I had been baling hay for the very first time in my life on a ten acre field at the west end of our new farmstead. It was the last week of June and I had been working since early morning pulling my recently acquired old New Holland baler behind an equally dated International tractor. The sun had just risen and in its first light I looked across the field with great satisfaction seeing perfectly strung bundles of hay randomly but neatly laying in my wake. It was the first fruits of a harvest I had been dreaming about for years. I had never considered myself a farmer. I had never run a baler and to be perfectly honest I had no idea how a machine of its vintage could bundle, compress and tie knots around bunches of loose hay.
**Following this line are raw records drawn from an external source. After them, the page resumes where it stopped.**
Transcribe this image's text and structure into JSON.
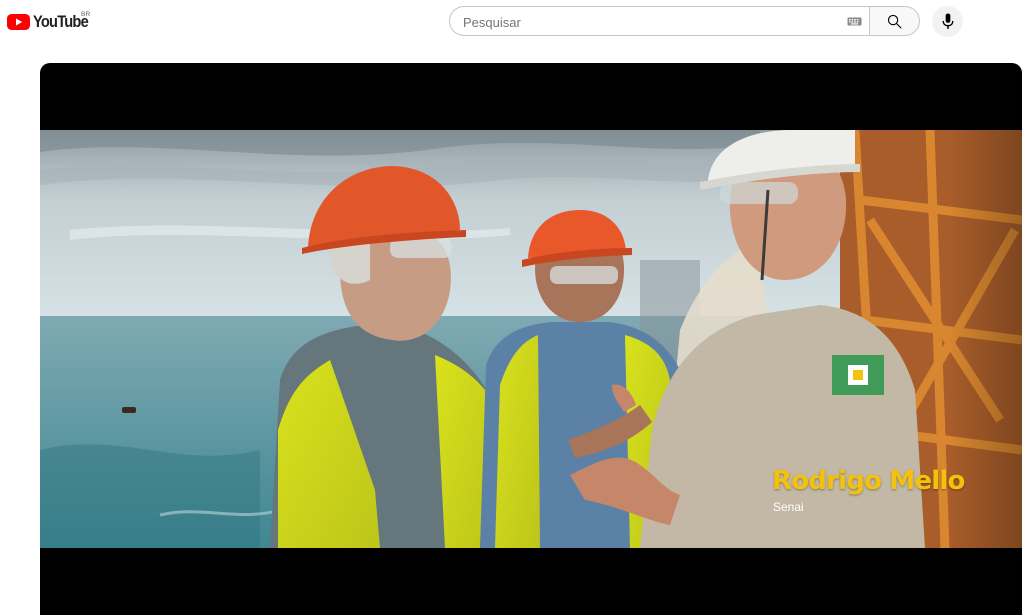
{
  "masthead": {
    "logo_text": "YouTube",
    "country_code": "BR",
    "brand_color": "#ff0000",
    "search": {
      "placeholder": "Pesquisar",
      "value": "",
      "keyboard_icon": "keyboard-icon",
      "search_icon": "search-icon"
    },
    "voice_icon": "microphone-icon"
  },
  "player": {
    "background": "#000000",
    "overlay": {
      "name": "Rodrigo Mello",
      "organization": "Senai",
      "name_color": "#f4c20d"
    }
  }
}
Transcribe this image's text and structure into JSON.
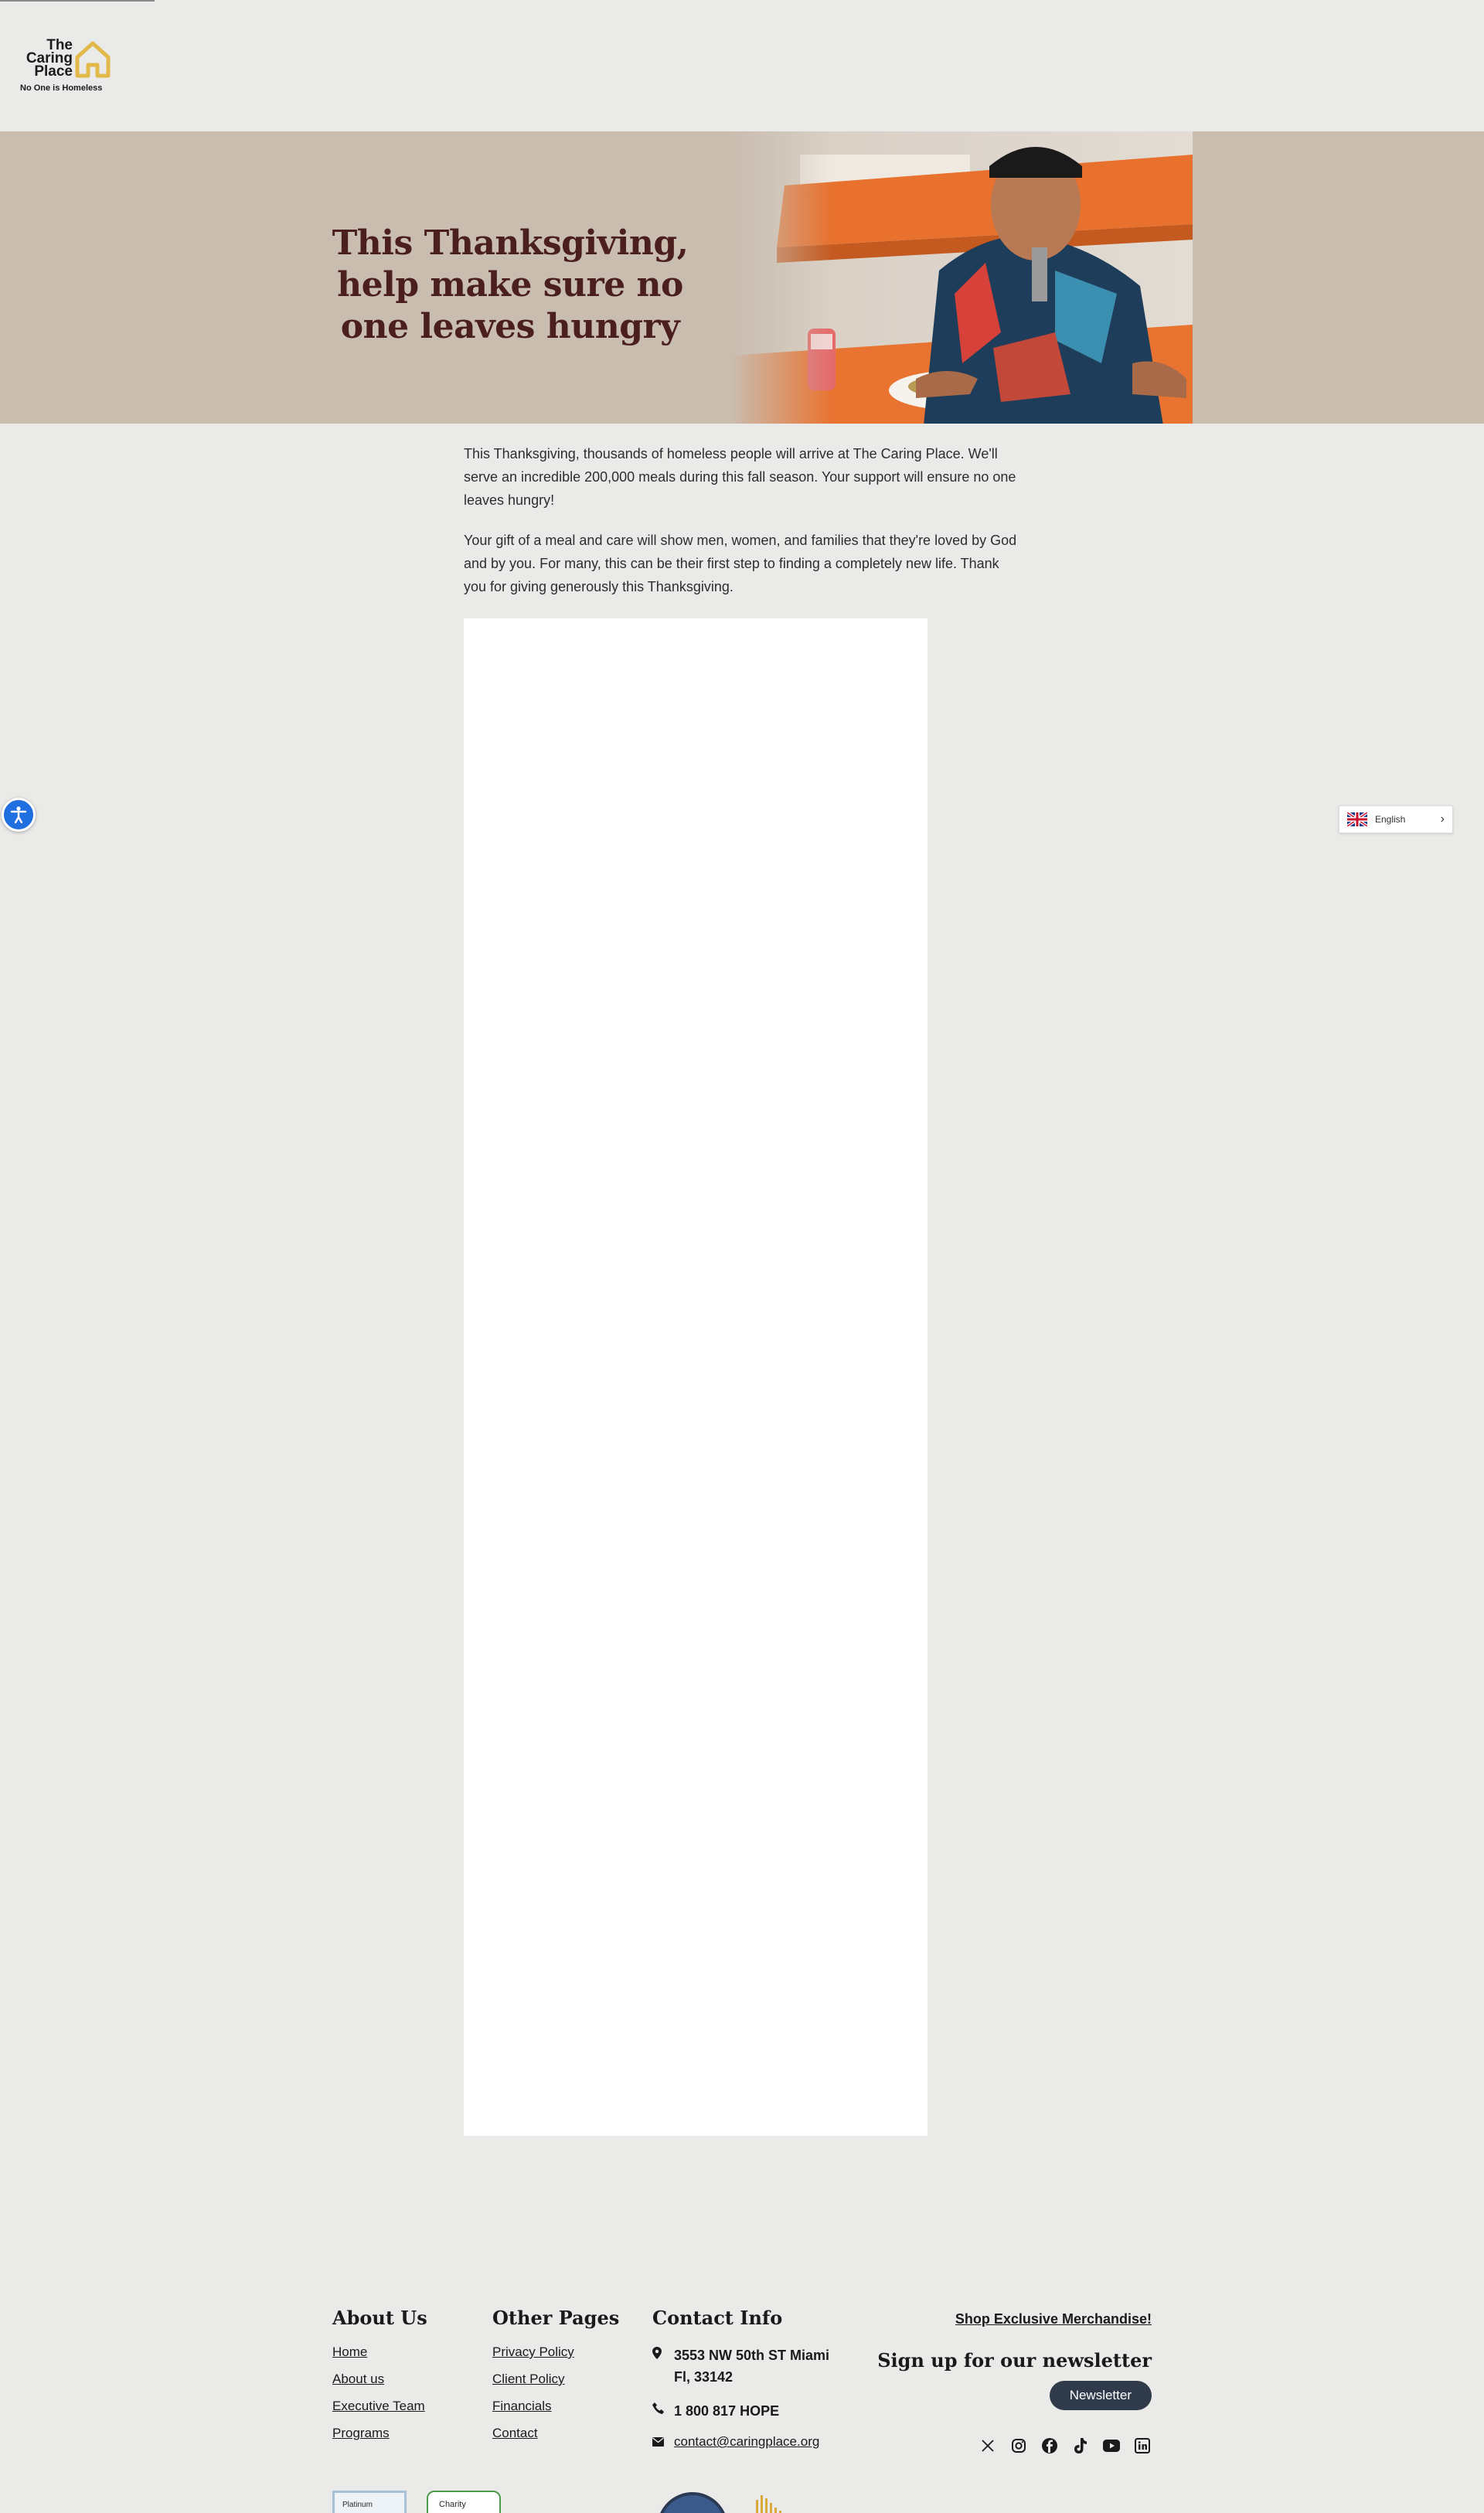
{
  "logo": {
    "line1": "The",
    "line2": "Caring",
    "line3": "Place",
    "tagline": "No One is Homeless"
  },
  "hero": {
    "title": "This Thanksgiving, help make sure no one leaves hungry"
  },
  "body": {
    "paragraph1": "This Thanksgiving, thousands of homeless people will arrive at The Caring Place. We'll serve an incredible 200,000 meals during this fall season. Your support will ensure no one leaves hungry!",
    "paragraph2": "Your gift of a meal and care will show men, women, and families that they're loved by God and by you. For many, this can be their first step to finding a completely new life. Thank you for giving generously this Thanksgiving."
  },
  "language": {
    "selected": "English"
  },
  "footer": {
    "about": {
      "heading": "About Us",
      "links": [
        "Home",
        "About us",
        "Executive Team",
        "Programs"
      ]
    },
    "other": {
      "heading": "Other Pages",
      "links": [
        "Privacy Policy",
        "Client Policy",
        "Financials",
        "Contact"
      ]
    },
    "contact": {
      "heading": "Contact Info",
      "address_line1": "3553 NW 50th ST Miami",
      "address_line2": "Fl, 33142",
      "phone": "1 800 817 HOPE",
      "email": "contact@caringplace.org"
    },
    "shop_link": "Shop Exclusive Merchandise!",
    "newsletter_heading": "Sign up for our newsletter",
    "newsletter_button": "Newsletter",
    "socials": [
      "x-icon",
      "instagram-icon",
      "facebook-icon",
      "tiktok-icon",
      "youtube-icon",
      "linkedin-icon"
    ],
    "badges": {
      "badge1": "Platinum",
      "badge2": "Charity"
    }
  },
  "colors": {
    "hero_bg": "#c9bdb0",
    "hero_title": "#4a1f1e",
    "page_bg": "#eaeae8",
    "logo_gold": "#e2b84a",
    "newsletter_button": "#2f3a4a",
    "accessibility_blue": "#1f6fe0"
  }
}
To me, it was nothing short of a great miracle, and as those first bales dropped I had an overwhelming feeling of satisfaction. Just then I looked up from the wind-row I was following just in time to see our old brown ranch truck and a flatbed trailer ambling towards me across the adjacent field. As it pulled up beside me Nancy jumped out escorted by our two enthusiastic yellow labs, Jenny and Lily. It was more than my heart could bear and without warning emotion caught me by surprise. My heart was so overwhelmed with gratitude and thanksgiving that I spontaneously broke into tears. I wasn’t expecting it and felt a little foolish sitting there on that man-sized diesel tractor. I hoped that Nancy wouldn’t notice but it was to no avail. Looking back at it now I realize those tears were the manifestation of a realization that God had fulfilled a vision and lifelong desire for Nancy and I after nearly forty years of marriage. In that moment it hit me head-on how good the Lord is and how faithful he had been to us. The harvest I was physically experiencing in that hayfield illuminated a greater harvest in our personal lives than a mere stack of neatly piled alfalfa and grass. To us, it represented a harvest of years of planning, hard work and the faith to trust God for his miraculous provision. For years we had dreamed of developing a small farmstead that would be capable of producing enough hay to sustain a few working horses and cows from one haying season to the next. On a year of normal rainfall and snowpack Timber Butte should produce just enough dry-land hay to service exactly what would be needed with an additional 30 acres of un-farmable range that can be grazed in the late spring. It has taken some time to get a feel of things and an understanding of exactly how sustainable things are. If you have too many animals to feed the land will suffer and eventually wear out, but if managed well it should be capable of serving indefinitely. In my entries over the next few days I will share the learning curve we have been on not only on the art of making hay but how we discovered the livestock potential of that hay, discovering just what is needed to sustain a small operation like this one.